The Son existed before his Incarnation, even before creation
The Son created all things, requiring of course that he existed when he did so: See above, IV.E.1.
Jesus, the Son, came down from heaven, sent from the Father, and went back to heaven, back to the Father: John 3:13, 31; 6:33, 38, 41, 46, 51, 56-58, 62; 8:23, 42; 13:3; 16:27-28; cf. Acts 1:10-11; cf. the sending of the Holy Spirit, John 16:5-7; 1 Pet. 1:12
These statements cannot be dismissed as true only in God’s foreknowledge
To say that all things were created through Christ means that He must have existed at creation.
No one else in Scripture is ever said to have been with God before creation.
Texts which speak of the Son being begotten “today” do not mean he became the Son on a certain day, since they refer to his exaltation at his resurrection (Acts 13:33; Heb. 1:3-5; 5:5; cf. Ps. 2:7; cf. also Rom. 1:4).
Jesus is not the Holy Spirit
The Holy Spirit exhibits humility in relation to, and seeks to glorify, Jesus (John 16:13-14).
The Son and the Holy Spirit are distinguished as two persons in Matt. 28:19.
The Holy Spirit descended upon Jesus: Luke 3:22.
Is Jesus the Holy Spirit?

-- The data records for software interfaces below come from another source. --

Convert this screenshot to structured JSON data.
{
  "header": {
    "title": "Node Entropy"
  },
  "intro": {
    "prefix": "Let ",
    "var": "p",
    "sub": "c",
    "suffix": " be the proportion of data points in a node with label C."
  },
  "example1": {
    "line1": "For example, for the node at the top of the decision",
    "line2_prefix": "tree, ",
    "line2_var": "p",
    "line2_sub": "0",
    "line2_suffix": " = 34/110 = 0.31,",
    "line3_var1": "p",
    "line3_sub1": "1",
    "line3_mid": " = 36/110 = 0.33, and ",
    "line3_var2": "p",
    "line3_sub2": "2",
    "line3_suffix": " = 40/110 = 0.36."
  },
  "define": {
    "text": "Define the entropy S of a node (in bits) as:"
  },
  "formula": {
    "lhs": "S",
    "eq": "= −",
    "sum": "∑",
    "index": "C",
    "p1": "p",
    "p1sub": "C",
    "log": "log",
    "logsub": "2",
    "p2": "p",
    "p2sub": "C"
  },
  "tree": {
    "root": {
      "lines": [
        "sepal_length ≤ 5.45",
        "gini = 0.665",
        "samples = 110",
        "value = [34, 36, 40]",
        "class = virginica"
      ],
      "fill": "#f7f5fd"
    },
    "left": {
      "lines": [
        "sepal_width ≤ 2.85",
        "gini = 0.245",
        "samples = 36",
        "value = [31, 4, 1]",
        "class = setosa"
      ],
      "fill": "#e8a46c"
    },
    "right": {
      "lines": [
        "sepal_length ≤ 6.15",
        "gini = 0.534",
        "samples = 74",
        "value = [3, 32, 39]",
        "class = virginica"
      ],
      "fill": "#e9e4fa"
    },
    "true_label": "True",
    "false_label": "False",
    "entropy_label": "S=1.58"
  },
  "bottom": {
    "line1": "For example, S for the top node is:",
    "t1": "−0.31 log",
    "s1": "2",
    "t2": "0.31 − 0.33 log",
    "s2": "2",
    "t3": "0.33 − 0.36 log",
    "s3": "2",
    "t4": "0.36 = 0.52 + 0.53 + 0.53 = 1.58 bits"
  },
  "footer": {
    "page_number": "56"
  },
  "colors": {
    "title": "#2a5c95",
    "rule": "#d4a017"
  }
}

1 Cor. 15:45: Jesus is “a life-giving Spirit,” not in the sense that he is the Holy Spirit whom he sent at Pentecost, but in the sense that he is the glorified God-man; and as God he is Spirit by nature. All three persons of the Trinity are Spirit, though there are not three divine Spirits; and only one person is designated “the Holy Spirit.”
Jesus and the Holy Spirit are both involved in various activities: raising Jesus (John 2:19-22; Rom. 8:9-11), raising the dead (John 5:21; 6:39-40, 44, 54, Rom. 8:9-11), dwelling in the believer (John 14:16; 2 Cor. 13:5; Col. 1:27), interceding for the believer (Rom. 8:26; Heb. 7:25), sanctifying believers (Eph. 5:26; 1 Pet. 1:2), etc. These works prove that the two persons are both God, but not that Jesus is the Holy Spirit.
The Father is not the Holy Spirit
The Holy Spirit intercedes with the Father for us: Rom. 8:26-27.
The Father and the Holy Spirit are distinguished as two persons in Matt. 28:19.
Is the Father the Holy Spirit?
Matt. 1:18; Luke 1:35: It is argued that the Holy Spirit is the Father of the incarnate Son of God; this argument ignores the fact that the “conception” is not a product of physical union between a man and a woman!
The Father and the Holy Spirit are both said to be active in various activities; the resurrection of Jesus (Gal. 1:1; Rom. 8:11), comforting Christians (2 Cor. 1:3-4; John 14:26), sanctifying Christians (Jude 1; 1 Pet. 1:2), etc. The most these facts prove is that the two work together; they do not prove the two are one person.
VII. Conclusion: The Bible teaches the Trinity
All the elements of the doctrine are taught in Scripture
The Father is God (see Part III).
The Son is God (see Part IV).
The Holy Spirit is God (see Part V).
The Father, Son, and Holy Spirit are three persons, i.e., they are not each other, nor are they impersonal; they relate to one another personally (see Part VI).
The New Testament presents a consistent triad of Father, Son, Holy Spirit (God, Christ, Spirit): Matt. 28:19; 2 Cor. 13:14; also Luke 1:35; 3:21-22 par.; 4:1-12; John 4:10-25; 7:37-39; 14-16; 20:21-22; Acts 1:4-8; 2:33, 38-39; 5:3-4, 9, 30-32; 7:55-56; 10:36-38, 44-48; 11:15-18; 15:8-11; 20:38; 28:25-31; Rom. 1:1-4; 5:5-10; 8:2-4, 9-11, 14-17; 1 Cor. 6:11; 12:4-6, 11-12, 18; 2 Cor. 1:19-22; 3:6-8, 14-18; Gal. 3:8-14; 4:4-7; Eph. 1:3-17; 2:18, 21-22; 3:14-19; 4:4-6, 29-32; 5:18-20; Phil. 3:3; 1 Thess. 1:3-6; 2 Thess. 2:13-14; Tit. 3:4-6; Heb. 2:3-4; 9:14; 10:28-31; 1 Pet. 1:2; 1 John 3:21-24; 4:13-14; Jude 20-21; Rev. 2:18, 27-29.
Therefore, the Bible does teach the Trinity.
VIII. What Difference Does the Doctrine of the Trinity Make?
Love: The love among the three persons is the basis and model for our love for one another: John 17:26.
Unity: The unity of the three persons is the basis and model for the unity of the church: John 17:21-23.